◆ **AIM OF THE EXERCISE**
Of the entries below, copy only those lines that contain the word "type".

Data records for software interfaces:
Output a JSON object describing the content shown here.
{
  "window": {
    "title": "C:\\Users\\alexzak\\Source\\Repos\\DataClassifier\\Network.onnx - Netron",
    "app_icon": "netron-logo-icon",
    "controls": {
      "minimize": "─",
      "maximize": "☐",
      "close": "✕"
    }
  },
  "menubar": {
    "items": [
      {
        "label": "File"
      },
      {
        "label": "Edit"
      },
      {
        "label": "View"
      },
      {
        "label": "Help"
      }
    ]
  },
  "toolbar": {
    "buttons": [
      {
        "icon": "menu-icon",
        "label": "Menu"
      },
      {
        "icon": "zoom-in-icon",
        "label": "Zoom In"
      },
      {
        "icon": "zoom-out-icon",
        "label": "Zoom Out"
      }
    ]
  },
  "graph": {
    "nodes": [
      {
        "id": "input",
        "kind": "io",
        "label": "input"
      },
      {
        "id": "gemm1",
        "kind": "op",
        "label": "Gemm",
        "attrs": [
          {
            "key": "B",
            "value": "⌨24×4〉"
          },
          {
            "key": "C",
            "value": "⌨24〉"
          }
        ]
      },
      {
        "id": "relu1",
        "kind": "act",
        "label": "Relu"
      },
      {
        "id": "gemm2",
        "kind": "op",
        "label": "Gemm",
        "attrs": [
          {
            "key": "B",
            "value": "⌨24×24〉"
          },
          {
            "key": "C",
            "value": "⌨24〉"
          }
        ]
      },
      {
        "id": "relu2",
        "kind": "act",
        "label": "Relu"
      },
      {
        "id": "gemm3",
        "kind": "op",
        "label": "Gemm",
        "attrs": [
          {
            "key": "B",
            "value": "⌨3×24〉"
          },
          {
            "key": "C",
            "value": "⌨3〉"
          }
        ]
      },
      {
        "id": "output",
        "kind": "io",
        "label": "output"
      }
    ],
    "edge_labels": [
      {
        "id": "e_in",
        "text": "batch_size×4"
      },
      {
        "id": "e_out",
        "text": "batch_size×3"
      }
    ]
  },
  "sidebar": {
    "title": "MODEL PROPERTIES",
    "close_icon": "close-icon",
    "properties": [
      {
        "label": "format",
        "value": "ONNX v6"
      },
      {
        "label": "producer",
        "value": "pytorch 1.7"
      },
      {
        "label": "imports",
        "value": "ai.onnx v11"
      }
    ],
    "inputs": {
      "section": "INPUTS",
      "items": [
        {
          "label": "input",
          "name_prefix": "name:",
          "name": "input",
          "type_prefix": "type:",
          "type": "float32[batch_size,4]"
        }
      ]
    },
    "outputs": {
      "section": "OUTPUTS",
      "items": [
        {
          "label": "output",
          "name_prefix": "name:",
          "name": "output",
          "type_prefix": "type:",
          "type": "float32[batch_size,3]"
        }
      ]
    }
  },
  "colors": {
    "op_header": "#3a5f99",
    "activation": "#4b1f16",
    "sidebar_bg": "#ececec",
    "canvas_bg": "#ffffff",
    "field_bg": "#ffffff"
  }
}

◆ **RESULT OF THIS TASK**
          "type_prefix": "type:",
          "type": "float32[batch_size,4]"
          "type_prefix": "type:",
          "type": "float32[batch_size,3]"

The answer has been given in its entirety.